Content starts

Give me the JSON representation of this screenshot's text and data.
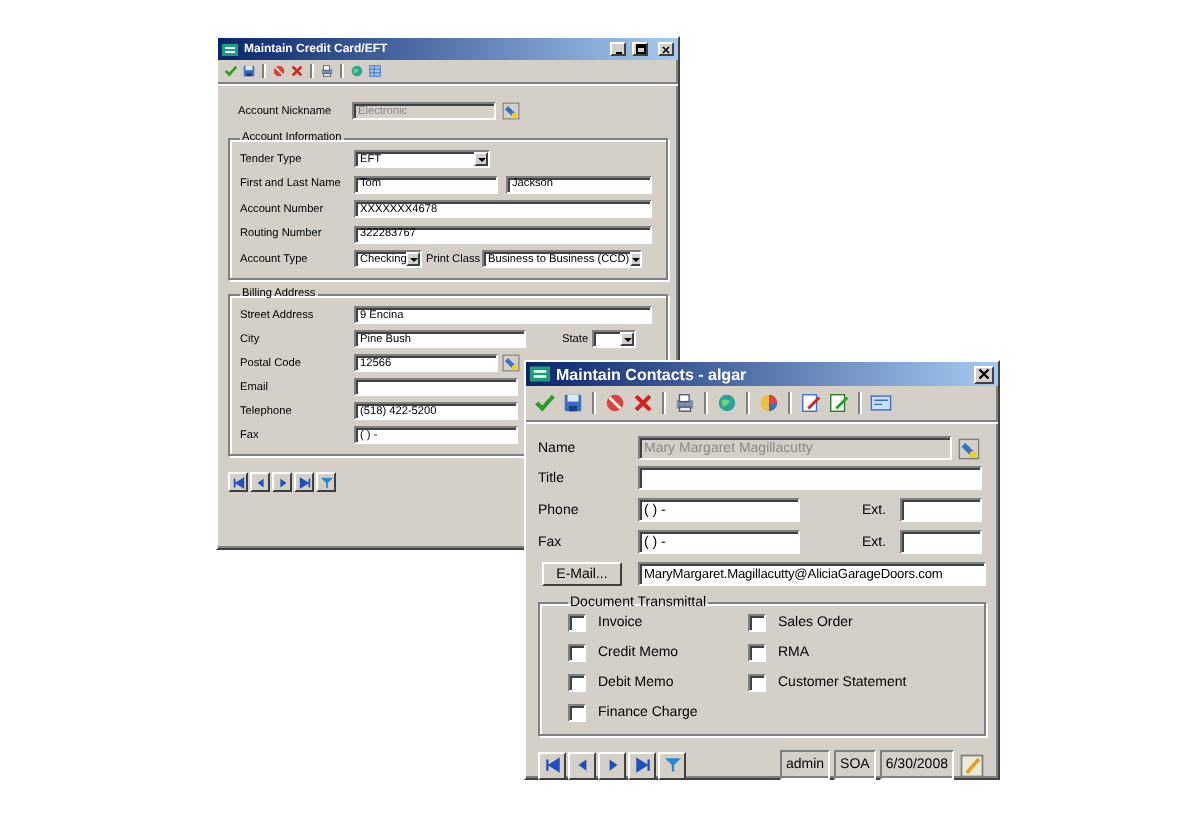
{
  "credit_card_window": {
    "title": "Maintain Credit Card/EFT",
    "account_nickname": {
      "label": "Account Nickname",
      "value": "Electronic",
      "disabled": true
    },
    "account_information": {
      "title": "Account Information",
      "rows": [
        {
          "kind": "select",
          "label": "Tender Type",
          "value": "EFT"
        },
        {
          "kind": "pair",
          "label": "First and Last Name",
          "value": "Tom",
          "value_2": "Jackson"
        },
        {
          "kind": "text",
          "label": "Account Number",
          "value": "XXXXXXX4678"
        },
        {
          "kind": "text",
          "label": "Routing Number",
          "value": "322283767"
        },
        {
          "kind": "selects",
          "label": "Account Type",
          "value": "Checking",
          "label_2": "Print Class",
          "value_2": "Business to Business (CCD)"
        }
      ]
    },
    "billing_address": {
      "title": "Billing Address",
      "rows": [
        {
          "kind": "text",
          "label": "Street Address",
          "value": "9 Encina"
        },
        {
          "kind": "city",
          "label": "City",
          "value": "Pine Bush",
          "label_2": "State"
        },
        {
          "kind": "lookup",
          "label": "Postal Code",
          "value": "12566"
        },
        {
          "kind": "partial",
          "label": "Email"
        },
        {
          "kind": "partial",
          "label": "Telephone",
          "value": "(518) 422-5200"
        },
        {
          "kind": "partial",
          "label": "Fax",
          "value": "(  )   -"
        }
      ]
    }
  },
  "contacts_window": {
    "title": "Maintain Contacts - algar",
    "rows": [
      {
        "kind": "lookup",
        "label": "Name",
        "value": "Mary Margaret Magillacutty",
        "disabled": true
      },
      {
        "kind": "text",
        "label": "Title"
      },
      {
        "kind": "ext",
        "label": "Phone",
        "value": "(  )   -",
        "label_2": "Ext."
      },
      {
        "kind": "ext",
        "label": "Fax",
        "value": "(  )   -",
        "label_2": "Ext."
      },
      {
        "kind": "button",
        "label": "E-Mail...",
        "value": "MaryMargaret.Magillacutty@AliciaGarageDoors.com"
      }
    ],
    "document_transmittal": {
      "title": "Document Transmittal",
      "options": [
        {
          "label": "Invoice",
          "checked": false
        },
        {
          "label": "Sales Order",
          "checked": false
        },
        {
          "label": "Credit Memo",
          "checked": false
        },
        {
          "label": "RMA",
          "checked": false
        },
        {
          "label": "Debit Memo",
          "checked": false
        },
        {
          "label": "Customer Statement",
          "checked": false
        },
        {
          "label": "Finance Charge",
          "checked": false
        }
      ]
    },
    "status_bar": [
      "admin",
      "SOA",
      "6/30/2008"
    ]
  }
}
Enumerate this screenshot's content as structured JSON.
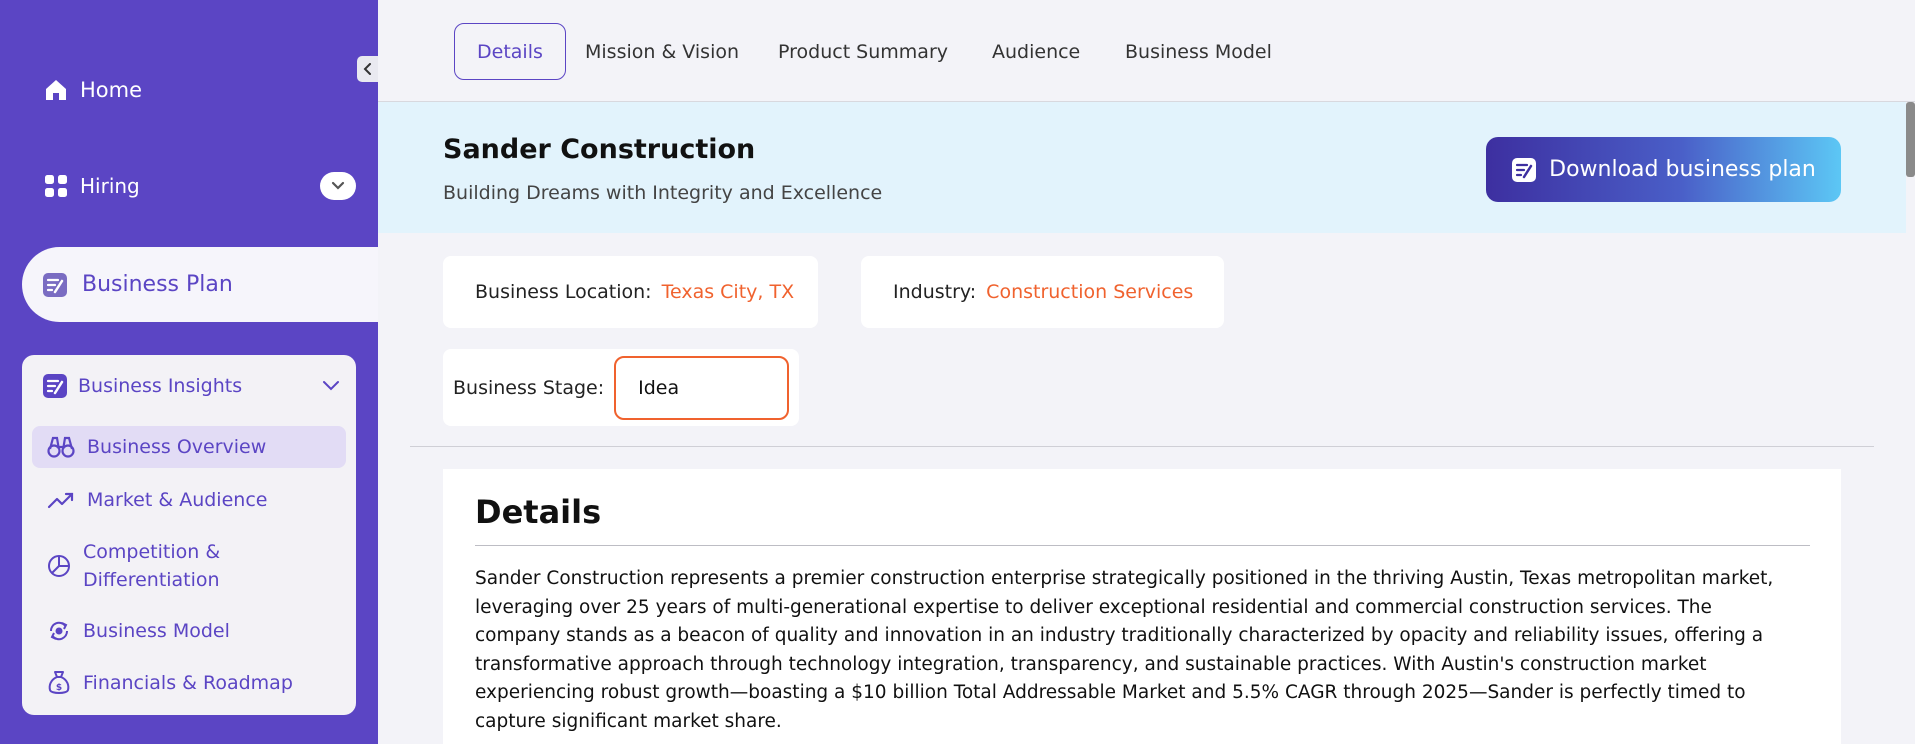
{
  "sidebar": {
    "home_label": "Home",
    "hiring_label": "Hiring",
    "business_plan_label": "Business Plan",
    "insights": {
      "header": "Business Insights",
      "items": [
        {
          "label": "Business Overview",
          "icon": "binoculars-icon"
        },
        {
          "label": "Market & Audience",
          "icon": "trend-up-icon"
        },
        {
          "label_line1": "Competition &",
          "label_line2": "Differentiation",
          "icon": "pie-chart-icon"
        },
        {
          "label": "Business Model",
          "icon": "cycle-icon"
        },
        {
          "label": "Financials & Roadmap",
          "icon": "money-bag-icon"
        }
      ]
    }
  },
  "tabs": [
    "Details",
    "Mission & Vision",
    "Product Summary",
    "Audience",
    "Business Model"
  ],
  "banner": {
    "title": "Sander Construction",
    "subtitle": "Building Dreams with Integrity and Excellence",
    "download_label": "Download business plan"
  },
  "info": {
    "location_label": "Business Location:",
    "location_value": "Texas City, TX",
    "industry_label": "Industry:",
    "industry_value": "Construction Services",
    "stage_label": "Business Stage:",
    "stage_value": "Idea"
  },
  "details": {
    "heading": "Details",
    "line1": "Sander Construction represents a premier construction enterprise strategically positioned in the thriving Austin, Texas metropolitan market,",
    "line2": "leveraging over 25 years of multi-generational expertise to deliver exceptional residential and commercial construction services. The",
    "line3": "company stands as a beacon of quality and innovation in an industry traditionally characterized by opacity and reliability issues, offering a",
    "line4": "transformative approach through technology integration, transparency, and sustainable practices. With Austin's construction market",
    "line5": "experiencing robust growth—boasting a $10 billion Total Addressable Market and 5.5% CAGR through 2025—Sander is perfectly timed to",
    "line6": "capture significant market share."
  },
  "colors": {
    "sidebar_bg": "#5b45c4",
    "accent_orange": "#f0622e",
    "banner_bg": "#e2f3fc"
  }
}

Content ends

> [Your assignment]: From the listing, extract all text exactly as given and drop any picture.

> [Solution for this problem]:
Give me the JSON representation of this screenshot's text and data.
{
  "credit_card_window": {
    "title": "Maintain Credit Card/EFT",
    "account_nickname": {
      "label": "Account Nickname",
      "value": "Electronic",
      "disabled": true
    },
    "account_information": {
      "title": "Account Information",
      "rows": [
        {
          "kind": "select",
          "label": "Tender Type",
          "value": "EFT"
        },
        {
          "kind": "pair",
          "label": "First and Last Name",
          "value": "Tom",
          "value_2": "Jackson"
        },
        {
          "kind": "text",
          "label": "Account Number",
          "value": "XXXXXXX4678"
        },
        {
          "kind": "text",
          "label": "Routing Number",
          "value": "322283767"
        },
        {
          "kind": "selects",
          "label": "Account Type",
          "value": "Checking",
          "label_2": "Print Class",
          "value_2": "Business to Business (CCD)"
        }
      ]
    },
    "billing_address": {
      "title": "Billing Address",
      "rows": [
        {
          "kind": "text",
          "label": "Street Address",
          "value": "9 Encina"
        },
        {
          "kind": "city",
          "label": "City",
          "value": "Pine Bush",
          "label_2": "State"
        },
        {
          "kind": "lookup",
          "label": "Postal Code",
          "value": "12566"
        },
        {
          "kind": "partial",
          "label": "Email"
        },
        {
          "kind": "partial",
          "label": "Telephone",
          "value": "(518) 422-5200"
        },
        {
          "kind": "partial",
          "label": "Fax",
          "value": "(  )   -"
        }
      ]
    }
  },
  "contacts_window": {
    "title": "Maintain Contacts - algar",
    "rows": [
      {
        "kind": "lookup",
        "label": "Name",
        "value": "Mary Margaret Magillacutty",
        "disabled": true
      },
      {
        "kind": "text",
        "label": "Title"
      },
      {
        "kind": "ext",
        "label": "Phone",
        "value": "(  )   -",
        "label_2": "Ext."
      },
      {
        "kind": "ext",
        "label": "Fax",
        "value": "(  )   -",
        "label_2": "Ext."
      },
      {
        "kind": "button",
        "label": "E-Mail...",
        "value": "MaryMargaret.Magillacutty@AliciaGarageDoors.com"
      }
    ],
    "document_transmittal": {
      "title": "Document Transmittal",
      "options": [
        {
          "label": "Invoice",
          "checked": false
        },
        {
          "label": "Sales Order",
          "checked": false
        },
        {
          "label": "Credit Memo",
          "checked": false
        },
        {
          "label": "RMA",
          "checked": false
        },
        {
          "label": "Debit Memo",
          "checked": false
        },
        {
          "label": "Customer Statement",
          "checked": false
        },
        {
          "label": "Finance Charge",
          "checked": false
        }
      ]
    },
    "status_bar": [
      "admin",
      "SOA",
      "6/30/2008"
    ]
  }
}
Enumerate this screenshot's content as structured JSON.
{
  "sidebar": {
    "home_label": "Home",
    "hiring_label": "Hiring",
    "business_plan_label": "Business Plan",
    "insights": {
      "header": "Business Insights",
      "items": [
        {
          "label": "Business Overview",
          "icon": "binoculars-icon"
        },
        {
          "label": "Market & Audience",
          "icon": "trend-up-icon"
        },
        {
          "label_line1": "Competition &",
          "label_line2": "Differentiation",
          "icon": "pie-chart-icon"
        },
        {
          "label": "Business Model",
          "icon": "cycle-icon"
        },
        {
          "label": "Financials & Roadmap",
          "icon": "money-bag-icon"
        }
      ]
    }
  },
  "tabs": [
    "Details",
    "Mission & Vision",
    "Product Summary",
    "Audience",
    "Business Model"
  ],
  "banner": {
    "title": "Sander Construction",
    "subtitle": "Building Dreams with Integrity and Excellence",
    "download_label": "Download business plan"
  },
  "info": {
    "location_label": "Business Location:",
    "location_value": "Texas City, TX",
    "industry_label": "Industry:",
    "industry_value": "Construction Services",
    "stage_label": "Business Stage:",
    "stage_value": "Idea"
  },
  "details": {
    "heading": "Details",
    "line1": "Sander Construction represents a premier construction enterprise strategically positioned in the thriving Austin, Texas metropolitan market,",
    "line2": "leveraging over 25 years of multi-generational expertise to deliver exceptional residential and commercial construction services. The",
    "line3": "company stands as a beacon of quality and innovation in an industry traditionally characterized by opacity and reliability issues, offering a",
    "line4": "transformative approach through technology integration, transparency, and sustainable practices. With Austin's construction market",
    "line5": "experiencing robust growth—boasting a $10 billion Total Addressable Market and 5.5% CAGR through 2025—Sander is perfectly timed to",
    "line6": "capture significant market share."
  },
  "colors": {
    "sidebar_bg": "#5b45c4",
    "accent_orange": "#f0622e",
    "banner_bg": "#e2f3fc"
  }
}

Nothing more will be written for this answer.